What's your favourite sport?

Actually I hate sport. A better question would be 'what is my most disliked sport?' to which the answer would be football (soccer to you Americans....). I really do not see why so many people get so worked up about sport, it holds no interest for me whatsoever. I like to see a good competition between good players but I can as happily watch the WWE wrestlers which is 95% fake (not so different to some of the football players rolling about on the pitch crying like babies, i.e. fake).

Thanks to quangntenemy for helping with some of the interview questions.

Tuesday, May 27, 2008

Is Rankk profitable?

Recently, the subject of "profitability" came up over a chat between mithmith and me. mithmith thought that Rankk was profitable to the tune of USD 100 Adsense revenue per month and therefore quite "rewarding".

Wow, if only that were true!
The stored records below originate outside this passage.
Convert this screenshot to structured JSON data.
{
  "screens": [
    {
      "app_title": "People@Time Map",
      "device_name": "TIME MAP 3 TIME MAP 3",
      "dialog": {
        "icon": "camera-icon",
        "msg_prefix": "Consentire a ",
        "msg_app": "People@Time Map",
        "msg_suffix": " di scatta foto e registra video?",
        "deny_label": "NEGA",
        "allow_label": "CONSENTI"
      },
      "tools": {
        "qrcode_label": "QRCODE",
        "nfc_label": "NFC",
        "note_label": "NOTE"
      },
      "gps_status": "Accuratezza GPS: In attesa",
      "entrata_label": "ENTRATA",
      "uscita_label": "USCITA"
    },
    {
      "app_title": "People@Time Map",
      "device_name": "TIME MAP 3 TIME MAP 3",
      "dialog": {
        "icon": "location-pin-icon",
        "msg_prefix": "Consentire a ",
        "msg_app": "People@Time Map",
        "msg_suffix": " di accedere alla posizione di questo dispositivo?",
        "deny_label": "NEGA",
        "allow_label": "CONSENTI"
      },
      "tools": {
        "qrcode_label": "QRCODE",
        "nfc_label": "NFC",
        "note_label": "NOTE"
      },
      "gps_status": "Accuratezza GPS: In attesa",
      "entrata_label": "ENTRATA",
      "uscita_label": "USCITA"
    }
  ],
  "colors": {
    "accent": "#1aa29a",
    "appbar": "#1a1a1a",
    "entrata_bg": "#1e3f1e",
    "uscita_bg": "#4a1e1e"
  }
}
First, let me stress that the idea of "making money" wasn't our motivation for Rankk right from the start. We were looking for a bit of fun, excitement and learning. So far, those elements are there and therefore we're quite happy and motivated to keep it going.

Having said that, we would of course be happier and more excited if Rankk were able to generate some form of revenue.

To date, we have spent a total of S$520 for Rankk's hosting and domain name. The current hosting plan and domain name will run till 16 April 2010, which means from now till then, we don't expect to be spending any more money on the site.

And as far as "revenues" go, we've collected a total of S$194 from the donations and Google ads:

Donations: USD 97.09 (S$132.311)
Google ads: approx S$62

So Rankk isn't profitable, in case you're curious :P In fact, we're incurring a deficit of S$328.

Friday, May 9, 2008

Will Rankk explode?

Recently, ozehka asked about what we plan to do so that Rankk will not "explode" because of too many challenges.

The timing of the question could not have been more apt, because I have been thinking about that too.

First of all, we need to answer the questions whether we plan to keep on adding new challenges and whether there's a maximum number we're targetting at.

I haven't discussed these with Bio so the views expressed here are my own.

Yes, we plan to keep on adding new challenges. We have not set a maximum number of challenges and we don't intend to do so.

So it's quite conceivable that in time, Rankk will grow quite monstrous with very many challenges. Will it crumple under its very own weight?

Here are some potential problems:

1) New comers may get discouraged or overwhelmed by the sheer size, even before they start.

2) With no end-point in sight, players may lose the momentum eventually, no matter how determined they were at the beginning.

3) It becomes harder to keep track of challenges so some ideas may inevitably be duplicated.

So what are our plans to ensure that the size won't become a burden to Rankk?

Firstly, we'll be careful not to pursue a numbers' game. This means we'll need to be selective about new challenge ideas that are proposed, and only add those that are good and relevant to the site.

Secondly, we may need to modify the challenge listing to display only a default number of challenges so as not to "frighten off" new comers. Or we may introduce categories to the challenges and let players select what categories of challenges to display.

Thirdly, at some point in time we'll need to audit the challenges and get rid of those that are "insane" or grossly unpopular.

Finally, we will need to constantly make improvements and introduce new features to keep the site relevant.